  • Weak global demand and low commodity prices have also damaged expectations for the country’s economy. Our Economic Sentiment Index for Indonesia, which gauges consumers’ outlooks for the economy over the coming six months, fell for the second consecutive quarter.

Throughout 2016, the Indonesian economy struggled under weak global demand and low commodity prices, affecting sectors heavily reliant on exports such as coal, palm oil and textiles. Some companies have cut production and laid off workers, hurting household income, while urban consumers have faced higher prices for imported goods such as cereals and cars, due to currency depreciation.

Our Household Income Index — which tracks how consumers perceive their household income relative to what it was a year earlier — fell to 71.5 in the fourth quarter of 2016, its lowest level in the four years that we have been monitoring consumer sentiment in the country (see chart).

Of the 25 Indonesian cities that we surveyed in December, six had an unusually high percentage of respondents reporting a year-on-year decrease in monthly income. All six are located in Indonesia’s main commodity-producing islands of Kalimantan (Balikpapan, Pontianak and Samarinda) and Sumatra (Padang, Palembang and Pekanbaru).

The total value of Indonesian exports — mostly coal and palm oil — has been contracting since 2012. In the first 11 months of 2016, exports fell 7.4 per cent compared with the same period a year earlier. Although Indonesia is expected to benefit from a recent pick-up in commodity prices, exports are likely to remain under pressure from weak global demand, particularly from China.

Our measure of economic sentiment in the country slipped for the second consecutive quarter in December. We recorded a similar weakening in sentiment in other Southeast Asian countries, though Thailand bucked the trend (see chart).

Income weakness dragging on spending, borrowing

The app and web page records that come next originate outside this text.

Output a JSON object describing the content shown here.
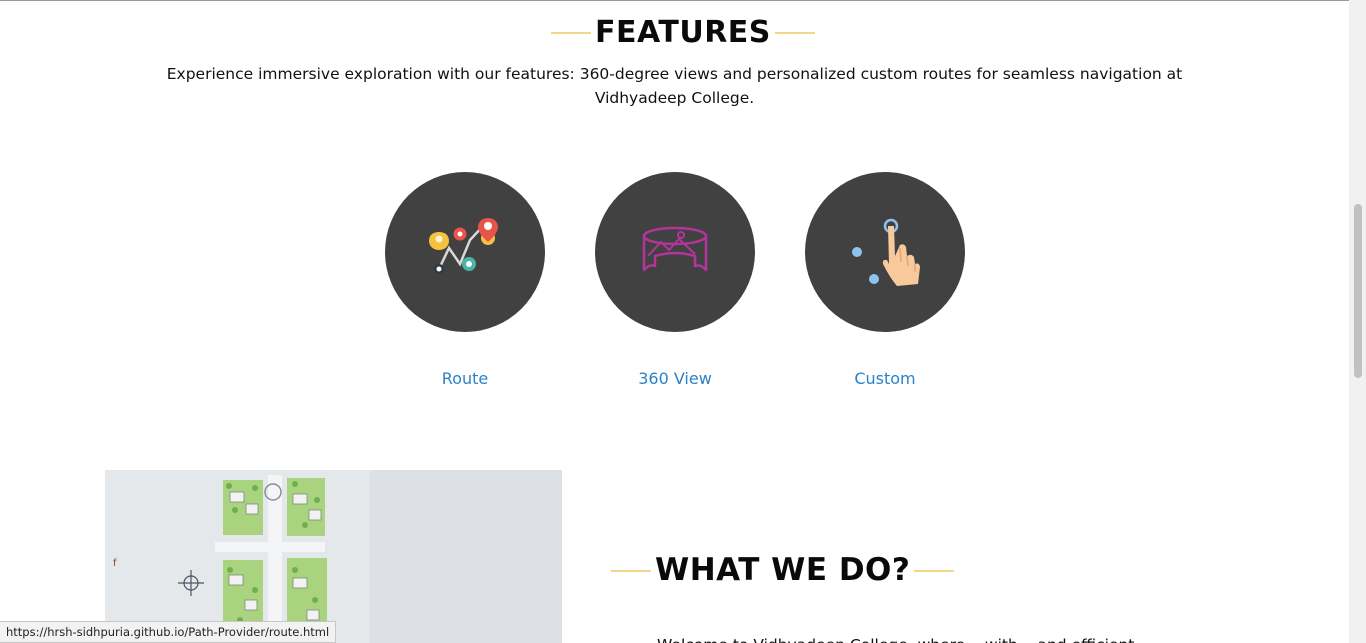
{
  "features": {
    "heading": "FEATURES",
    "description": "Experience immersive exploration with our features: 360-degree views and personalized custom routes for seamless navigation at Vidhyadeep College.",
    "items": [
      {
        "label": "Route",
        "icon": "route-pins-icon"
      },
      {
        "label": "360 View",
        "icon": "panorama-360-icon"
      },
      {
        "label": "Custom",
        "icon": "touch-hand-icon"
      }
    ]
  },
  "what_we_do": {
    "heading": "WHAT WE DO?",
    "paragraph_peek": "Welcome to Vidhyadeep College, where... with ...and efficient"
  },
  "status_bar": {
    "url": "https://hrsh-sidhpuria.github.io/Path-Provider/route.html"
  },
  "colors": {
    "accent_rule": "#f3d789",
    "circle_bg": "#414141",
    "link": "#2a83c9"
  }
}
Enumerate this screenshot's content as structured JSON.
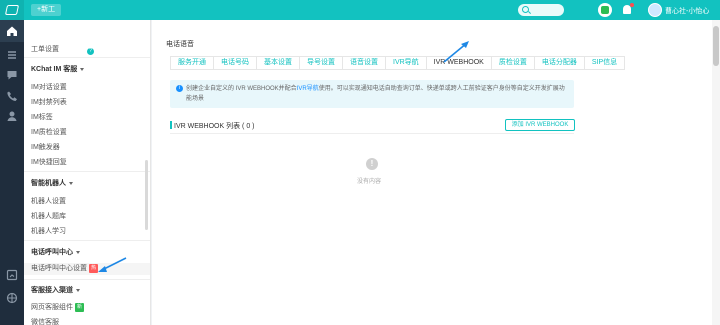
{
  "topbar": {
    "new_label": "+新工",
    "user_name": "曹心社-小怡心"
  },
  "rail": {
    "tooltip": "主页"
  },
  "subnav": {
    "partial_top": "工单设置",
    "kchat_group": "KChat IM 客服",
    "im_items": [
      "IM对话设置",
      "IM封禁列表",
      "IM标签",
      "IM质检设置",
      "IM触发器",
      "IM快捷回复"
    ],
    "robot_group": "智能机器人",
    "robot_items": [
      "机器人设置",
      "机器人题库",
      "机器人学习"
    ],
    "callcenter_group": "电话呼叫中心",
    "callcenter_item": "电话呼叫中心设置",
    "callcenter_badge": "热",
    "access_group": "客服接入渠道",
    "access_items": [
      "网页客服组件",
      "微信客服"
    ],
    "access_badge": "新"
  },
  "main": {
    "page_title": "电话语音",
    "tabs": [
      "服务开通",
      "电话号码",
      "基本设置",
      "导号设置",
      "语音设置",
      "IVR导航",
      "IVR WEBHOOK",
      "质检设置",
      "电话分配器",
      "SIP信息"
    ],
    "active_tab_index": 6,
    "notice_part1": "创建企业自定义的 IVR WEBHOOK并配合",
    "notice_link": "IVR导航",
    "notice_part2": "使用。可以实现通知电话自助查询订单、快递单或跨人工前验证客户身份等自定义开发扩展功能场景",
    "section_title": "IVR WEBHOOK 列表 ( 0 )",
    "add_button": "添加 IVR WEBHOOK",
    "empty_text": "没有内容"
  },
  "colors": {
    "brand": "#12c2c0",
    "rail": "#1f2d3d",
    "hot": "#ff5a5a",
    "new": "#2dbd54",
    "annotation_arrow": "#1e88e5"
  },
  "icons": {
    "rail": [
      "home-icon",
      "list-icon",
      "chat-icon",
      "phone-icon",
      "user-icon",
      "report-icon",
      "settings-icon"
    ],
    "topbar": [
      "search-icon",
      "wechat-icon",
      "bell-icon",
      "avatar"
    ]
  }
}
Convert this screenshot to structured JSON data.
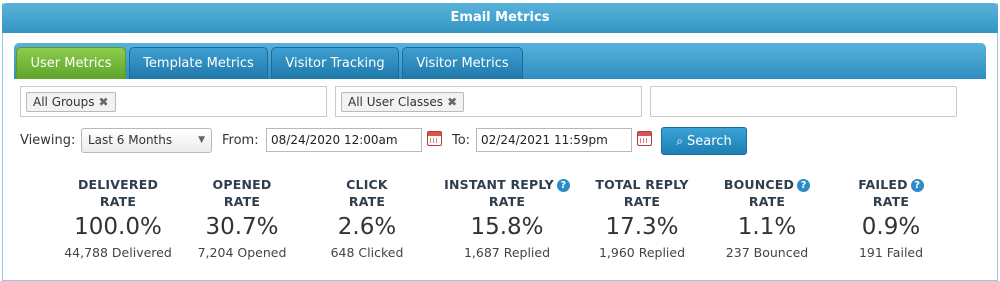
{
  "window": {
    "title": "Email Metrics"
  },
  "tabs": [
    {
      "label": "User Metrics",
      "active": true
    },
    {
      "label": "Template Metrics",
      "active": false
    },
    {
      "label": "Visitor Tracking",
      "active": false
    },
    {
      "label": "Visitor Metrics",
      "active": false
    }
  ],
  "filters": {
    "groups_tag": "All Groups",
    "classes_tag": "All User Classes",
    "remove_glyph": "✖",
    "third_input_value": ""
  },
  "date_range": {
    "viewing_label": "Viewing:",
    "viewing_value": "Last 6 Months",
    "from_label": "From:",
    "from_value": "08/24/2020 12:00am",
    "to_label": "To:",
    "to_value": "02/24/2021 11:59pm",
    "search_label": "Search"
  },
  "metrics": [
    {
      "head1": "DELIVERED",
      "head2": "RATE",
      "value": "100.0%",
      "sub": "44,788 Delivered",
      "help": false
    },
    {
      "head1": "OPENED",
      "head2": "RATE",
      "value": "30.7%",
      "sub": "7,204 Opened",
      "help": false
    },
    {
      "head1": "CLICK",
      "head2": "RATE",
      "value": "2.6%",
      "sub": "648 Clicked",
      "help": false
    },
    {
      "head1": "INSTANT REPLY",
      "head2": "RATE",
      "value": "15.8%",
      "sub": "1,687 Replied",
      "help": true
    },
    {
      "head1": "TOTAL REPLY",
      "head2": "RATE",
      "value": "17.3%",
      "sub": "1,960 Replied",
      "help": false
    },
    {
      "head1": "BOUNCED",
      "head2": "RATE",
      "value": "1.1%",
      "sub": "237 Bounced",
      "help": true
    },
    {
      "head1": "FAILED",
      "head2": "RATE",
      "value": "0.9%",
      "sub": "191 Failed",
      "help": true
    }
  ],
  "colors": {
    "accent": "#3496c4",
    "active_tab": "#6cb33f",
    "help_icon": "#2d8bc7"
  }
}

As income growth falters, discretionary spending growth is inevitably following suit. Our Discretionary Spending Index for Indonesia fell to a four-year low of 67.6 in the fourth quarter. This is in line with our prediction in August that economic pessimism would drag on consumer spending in 2017, particularly on luxury goods.

We have also previously flagged an increase in the propensity to save in Indonesia, as well as a falling appetite for borrowing. Our latest indicators on consumer borrowing suggest that it weakened further in the fourth quarter (see chart).

We believe consumer lending growth will moderate further in the next six months, though it could rebound slightly in the second half of the year. Consumer borrowing was up a modest 6.7 per cent year on year in October, down from 9.9 per cent a year previously and 19.7 per cent in October 2014 (see chart).

FT Confidential Research is an independent research service from the Financial Times, providing in-depth analysis of and statistical insight into China and Southeast Asia. Our team of researchers in these key markets combine findings from our proprietary surveys with on-the-ground research to provide predictive analysis for investors.